> **Work instructions**
The entries below are to be repeated exactly, with the pictures left out.

> **Provided records**
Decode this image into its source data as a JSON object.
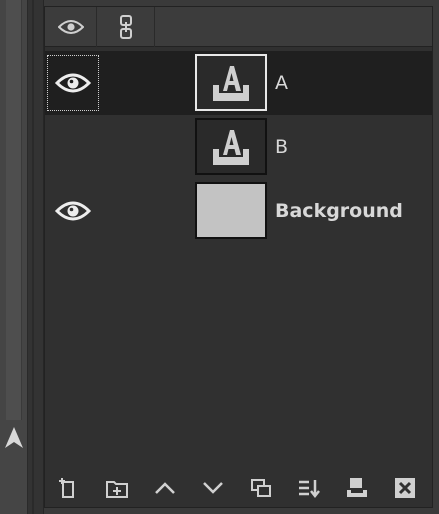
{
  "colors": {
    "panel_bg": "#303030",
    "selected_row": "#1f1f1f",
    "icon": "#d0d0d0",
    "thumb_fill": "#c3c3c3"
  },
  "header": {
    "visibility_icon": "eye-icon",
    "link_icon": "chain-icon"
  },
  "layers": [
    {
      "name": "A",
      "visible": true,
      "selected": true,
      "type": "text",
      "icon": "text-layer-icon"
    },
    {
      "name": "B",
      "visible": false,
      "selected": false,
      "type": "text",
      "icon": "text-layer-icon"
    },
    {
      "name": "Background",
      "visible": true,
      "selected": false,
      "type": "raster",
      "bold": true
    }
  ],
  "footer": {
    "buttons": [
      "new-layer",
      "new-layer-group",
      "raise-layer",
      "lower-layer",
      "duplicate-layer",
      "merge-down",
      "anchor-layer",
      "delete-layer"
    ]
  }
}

> **Task response**
Decode this image into its source data as a JSON object.
{
  "colors": {
    "panel_bg": "#303030",
    "selected_row": "#1f1f1f",
    "icon": "#d0d0d0",
    "thumb_fill": "#c3c3c3"
  },
  "header": {
    "visibility_icon": "eye-icon",
    "link_icon": "chain-icon"
  },
  "layers": [
    {
      "name": "A",
      "visible": true,
      "selected": true,
      "type": "text",
      "icon": "text-layer-icon"
    },
    {
      "name": "B",
      "visible": false,
      "selected": false,
      "type": "text",
      "icon": "text-layer-icon"
    },
    {
      "name": "Background",
      "visible": true,
      "selected": false,
      "type": "raster",
      "bold": true
    }
  ],
  "footer": {
    "buttons": [
      "new-layer",
      "new-layer-group",
      "raise-layer",
      "lower-layer",
      "duplicate-layer",
      "merge-down",
      "anchor-layer",
      "delete-layer"
    ]
  }
}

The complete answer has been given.